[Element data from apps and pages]
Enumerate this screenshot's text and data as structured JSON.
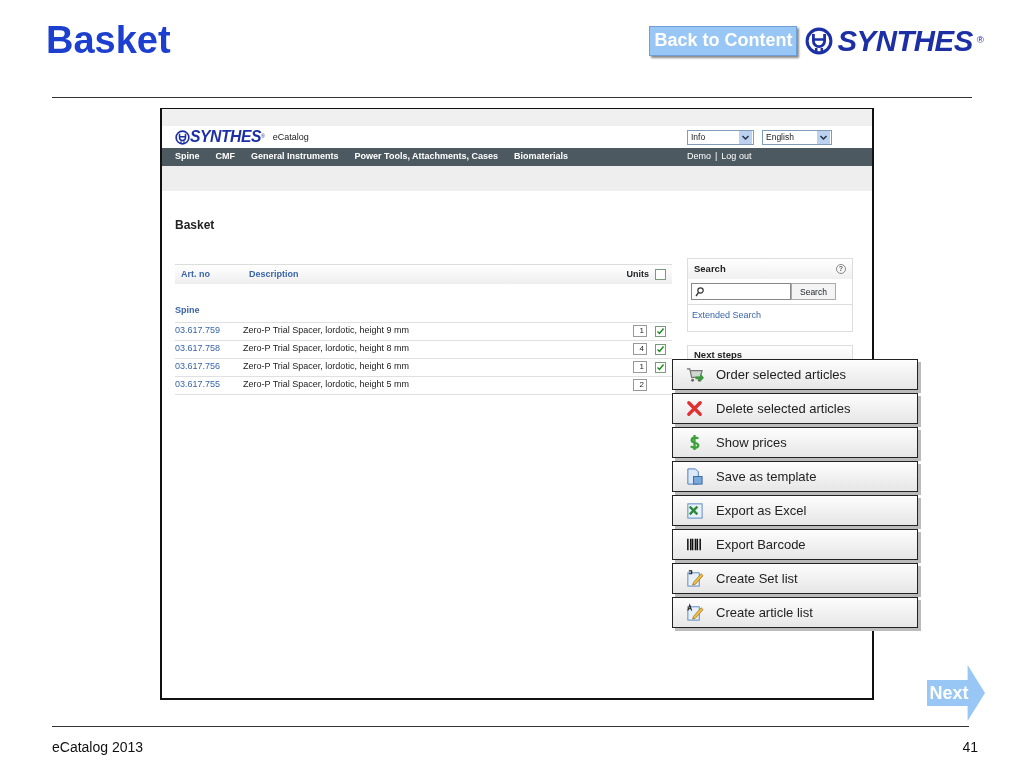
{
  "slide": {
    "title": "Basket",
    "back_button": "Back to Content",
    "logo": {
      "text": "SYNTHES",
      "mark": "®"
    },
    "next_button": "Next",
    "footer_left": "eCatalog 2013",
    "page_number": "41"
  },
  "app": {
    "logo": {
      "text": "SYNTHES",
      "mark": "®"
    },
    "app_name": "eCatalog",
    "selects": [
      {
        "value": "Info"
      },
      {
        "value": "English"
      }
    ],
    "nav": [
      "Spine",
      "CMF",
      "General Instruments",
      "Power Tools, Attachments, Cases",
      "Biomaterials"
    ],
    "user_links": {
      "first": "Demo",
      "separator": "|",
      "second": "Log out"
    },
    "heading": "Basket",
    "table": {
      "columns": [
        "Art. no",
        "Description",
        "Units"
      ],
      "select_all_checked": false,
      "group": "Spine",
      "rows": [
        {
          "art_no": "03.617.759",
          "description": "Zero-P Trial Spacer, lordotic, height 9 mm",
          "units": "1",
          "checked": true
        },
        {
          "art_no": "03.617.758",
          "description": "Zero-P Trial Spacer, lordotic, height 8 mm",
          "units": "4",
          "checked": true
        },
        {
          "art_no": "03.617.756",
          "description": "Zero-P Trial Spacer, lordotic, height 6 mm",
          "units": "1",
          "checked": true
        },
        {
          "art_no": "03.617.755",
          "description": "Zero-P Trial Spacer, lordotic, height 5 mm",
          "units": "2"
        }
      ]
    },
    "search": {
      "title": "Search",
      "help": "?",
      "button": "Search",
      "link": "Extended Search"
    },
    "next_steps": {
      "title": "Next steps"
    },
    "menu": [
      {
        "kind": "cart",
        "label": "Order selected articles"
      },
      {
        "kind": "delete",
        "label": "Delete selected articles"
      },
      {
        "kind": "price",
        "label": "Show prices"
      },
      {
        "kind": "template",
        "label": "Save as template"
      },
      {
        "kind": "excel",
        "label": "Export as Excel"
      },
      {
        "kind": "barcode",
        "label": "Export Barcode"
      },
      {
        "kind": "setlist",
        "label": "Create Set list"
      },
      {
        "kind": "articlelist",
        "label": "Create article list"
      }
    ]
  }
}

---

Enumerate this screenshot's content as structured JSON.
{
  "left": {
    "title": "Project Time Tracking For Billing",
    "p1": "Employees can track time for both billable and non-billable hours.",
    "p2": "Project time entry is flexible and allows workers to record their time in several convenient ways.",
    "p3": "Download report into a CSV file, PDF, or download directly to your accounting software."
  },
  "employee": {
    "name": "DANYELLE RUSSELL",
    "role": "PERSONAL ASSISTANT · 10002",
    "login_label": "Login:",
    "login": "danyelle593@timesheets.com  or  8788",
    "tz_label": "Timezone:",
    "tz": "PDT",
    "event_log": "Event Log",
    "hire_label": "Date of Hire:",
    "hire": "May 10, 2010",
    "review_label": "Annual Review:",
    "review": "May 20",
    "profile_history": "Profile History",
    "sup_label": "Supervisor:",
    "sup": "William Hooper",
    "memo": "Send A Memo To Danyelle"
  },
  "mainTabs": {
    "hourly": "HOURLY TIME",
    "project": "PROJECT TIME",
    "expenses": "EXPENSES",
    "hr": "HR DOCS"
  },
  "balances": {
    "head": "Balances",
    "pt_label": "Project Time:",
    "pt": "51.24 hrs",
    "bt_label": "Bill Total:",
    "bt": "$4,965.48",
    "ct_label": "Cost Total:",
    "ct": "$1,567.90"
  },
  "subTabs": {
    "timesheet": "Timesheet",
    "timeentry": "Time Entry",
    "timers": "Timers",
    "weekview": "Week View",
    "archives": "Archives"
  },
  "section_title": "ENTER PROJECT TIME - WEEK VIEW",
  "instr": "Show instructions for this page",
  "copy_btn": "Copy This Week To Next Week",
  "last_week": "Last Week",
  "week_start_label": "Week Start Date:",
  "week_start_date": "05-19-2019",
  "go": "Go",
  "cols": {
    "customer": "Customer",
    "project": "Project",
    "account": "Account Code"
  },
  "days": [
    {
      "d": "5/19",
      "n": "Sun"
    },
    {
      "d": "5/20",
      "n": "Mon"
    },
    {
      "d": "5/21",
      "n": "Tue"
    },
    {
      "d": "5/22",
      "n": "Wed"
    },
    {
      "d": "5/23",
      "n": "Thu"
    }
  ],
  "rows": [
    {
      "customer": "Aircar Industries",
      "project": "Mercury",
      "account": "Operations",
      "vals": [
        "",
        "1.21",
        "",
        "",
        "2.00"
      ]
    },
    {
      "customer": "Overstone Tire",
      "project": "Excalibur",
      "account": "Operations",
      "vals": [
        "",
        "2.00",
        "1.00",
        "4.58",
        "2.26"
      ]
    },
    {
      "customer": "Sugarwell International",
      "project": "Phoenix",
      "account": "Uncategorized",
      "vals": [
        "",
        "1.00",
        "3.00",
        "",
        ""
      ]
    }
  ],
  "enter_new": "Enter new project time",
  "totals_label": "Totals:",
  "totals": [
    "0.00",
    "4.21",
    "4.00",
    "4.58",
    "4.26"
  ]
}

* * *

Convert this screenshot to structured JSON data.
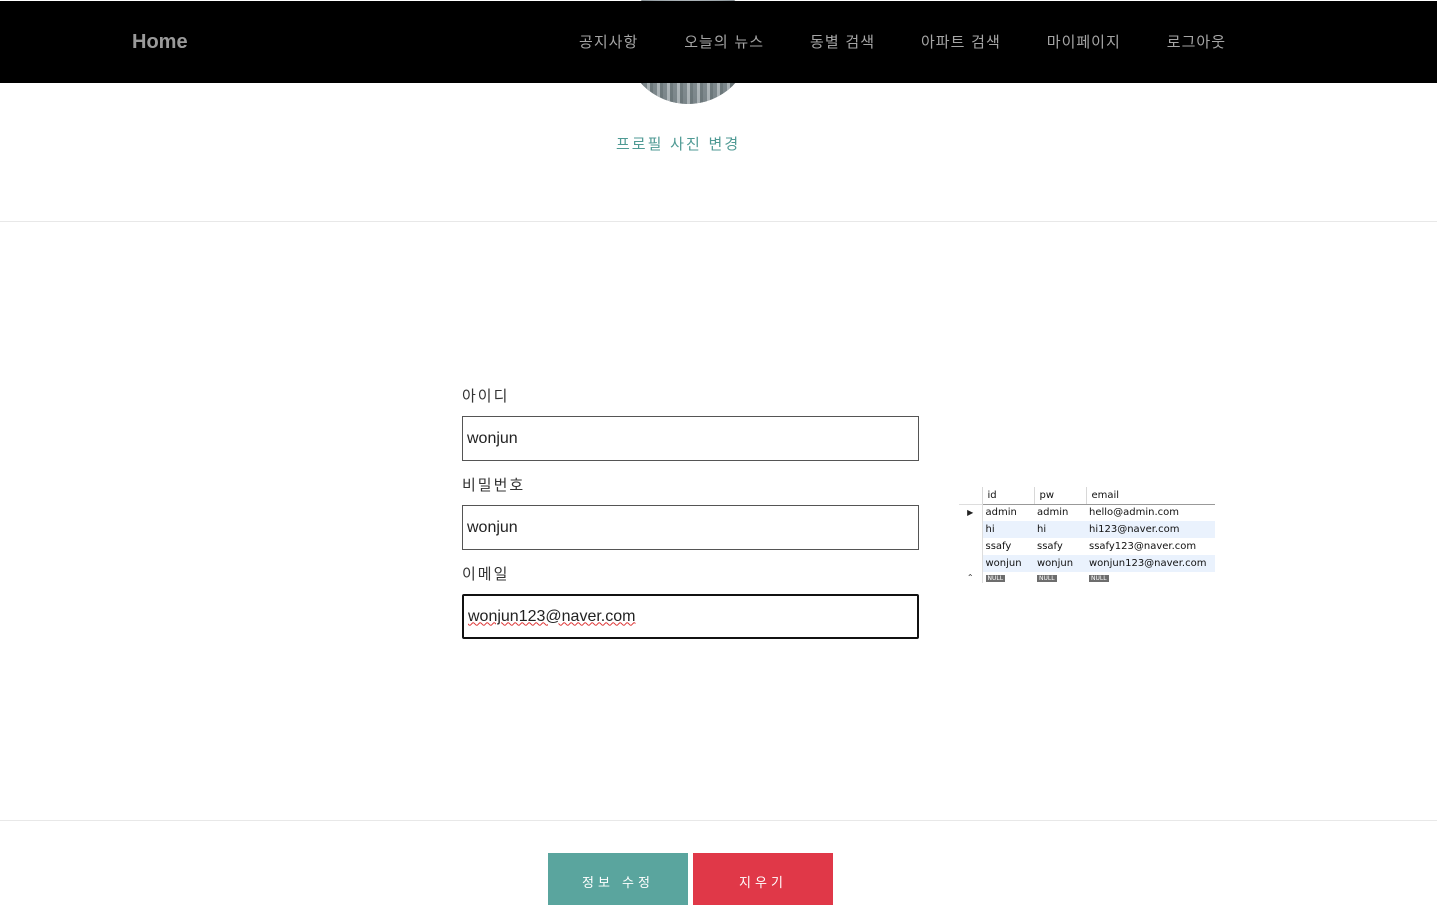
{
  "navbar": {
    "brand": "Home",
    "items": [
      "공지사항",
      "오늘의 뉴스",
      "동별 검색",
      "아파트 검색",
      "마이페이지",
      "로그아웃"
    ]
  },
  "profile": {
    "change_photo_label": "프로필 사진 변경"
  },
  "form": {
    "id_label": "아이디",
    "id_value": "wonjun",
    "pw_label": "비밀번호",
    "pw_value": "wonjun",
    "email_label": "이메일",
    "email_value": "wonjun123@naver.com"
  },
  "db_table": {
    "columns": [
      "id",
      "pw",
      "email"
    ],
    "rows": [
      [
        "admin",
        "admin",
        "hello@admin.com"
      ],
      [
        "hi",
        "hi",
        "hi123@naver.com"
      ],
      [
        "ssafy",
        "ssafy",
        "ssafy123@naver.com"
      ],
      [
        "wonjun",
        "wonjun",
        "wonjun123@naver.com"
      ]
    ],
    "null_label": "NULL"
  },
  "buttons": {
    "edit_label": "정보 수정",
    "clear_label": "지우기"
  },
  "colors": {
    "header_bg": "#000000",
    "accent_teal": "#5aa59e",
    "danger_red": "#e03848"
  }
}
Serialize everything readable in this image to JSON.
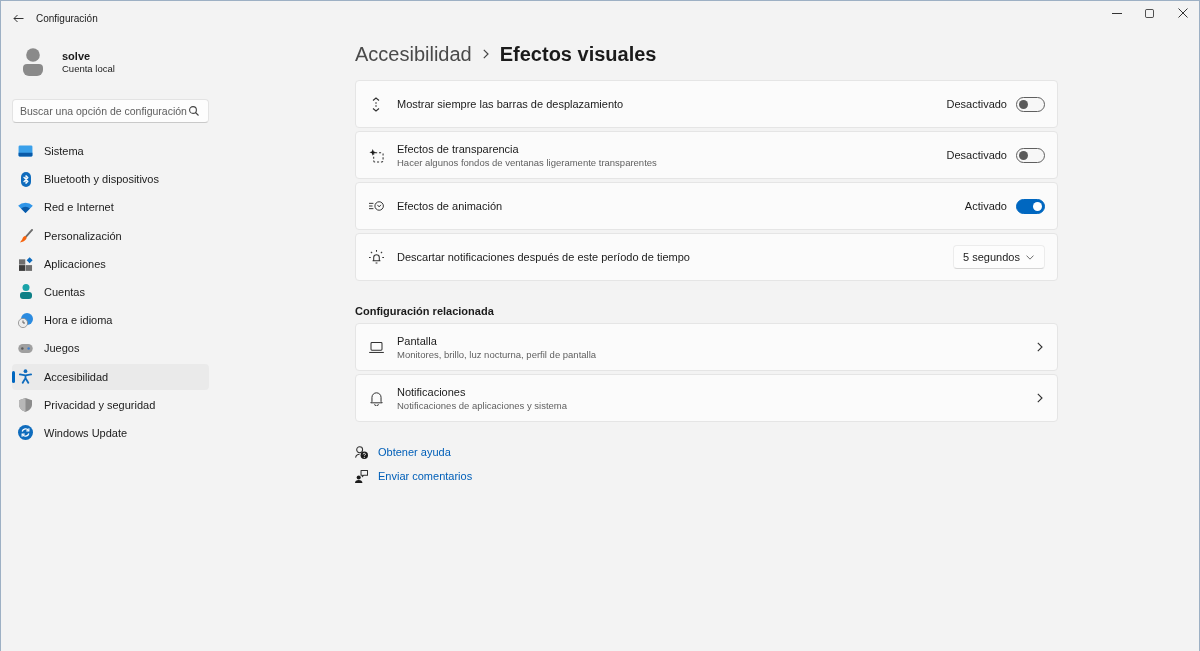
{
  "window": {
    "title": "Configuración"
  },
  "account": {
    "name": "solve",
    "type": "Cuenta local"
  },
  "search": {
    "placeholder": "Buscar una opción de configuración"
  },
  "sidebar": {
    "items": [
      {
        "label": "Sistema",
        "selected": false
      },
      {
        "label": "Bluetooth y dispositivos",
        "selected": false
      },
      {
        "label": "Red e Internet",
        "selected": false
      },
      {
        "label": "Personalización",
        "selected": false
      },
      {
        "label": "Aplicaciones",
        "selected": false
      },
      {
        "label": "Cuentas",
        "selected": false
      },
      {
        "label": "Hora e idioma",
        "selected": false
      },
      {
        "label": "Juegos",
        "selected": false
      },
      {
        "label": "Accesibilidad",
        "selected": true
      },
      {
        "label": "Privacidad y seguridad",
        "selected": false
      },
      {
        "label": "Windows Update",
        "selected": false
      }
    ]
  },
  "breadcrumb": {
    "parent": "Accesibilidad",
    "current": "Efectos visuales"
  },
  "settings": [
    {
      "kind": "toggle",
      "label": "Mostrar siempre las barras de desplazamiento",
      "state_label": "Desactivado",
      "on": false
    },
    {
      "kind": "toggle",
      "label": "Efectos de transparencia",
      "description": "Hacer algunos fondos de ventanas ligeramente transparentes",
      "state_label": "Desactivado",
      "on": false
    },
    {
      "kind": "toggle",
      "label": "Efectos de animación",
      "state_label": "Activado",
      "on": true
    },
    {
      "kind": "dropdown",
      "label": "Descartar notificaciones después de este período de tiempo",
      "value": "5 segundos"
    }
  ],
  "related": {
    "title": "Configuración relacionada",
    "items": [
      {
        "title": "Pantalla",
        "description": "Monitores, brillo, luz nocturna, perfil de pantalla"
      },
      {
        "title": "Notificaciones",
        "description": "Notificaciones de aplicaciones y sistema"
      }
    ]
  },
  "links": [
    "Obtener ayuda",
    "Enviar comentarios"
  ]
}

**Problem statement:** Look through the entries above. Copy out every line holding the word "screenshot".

**Answer for this exercise:**
Enumerate this screenshot's text and data as structured JSON.
Enumerate this screenshot's content as structured JSON.
Convert this screenshot to structured JSON data.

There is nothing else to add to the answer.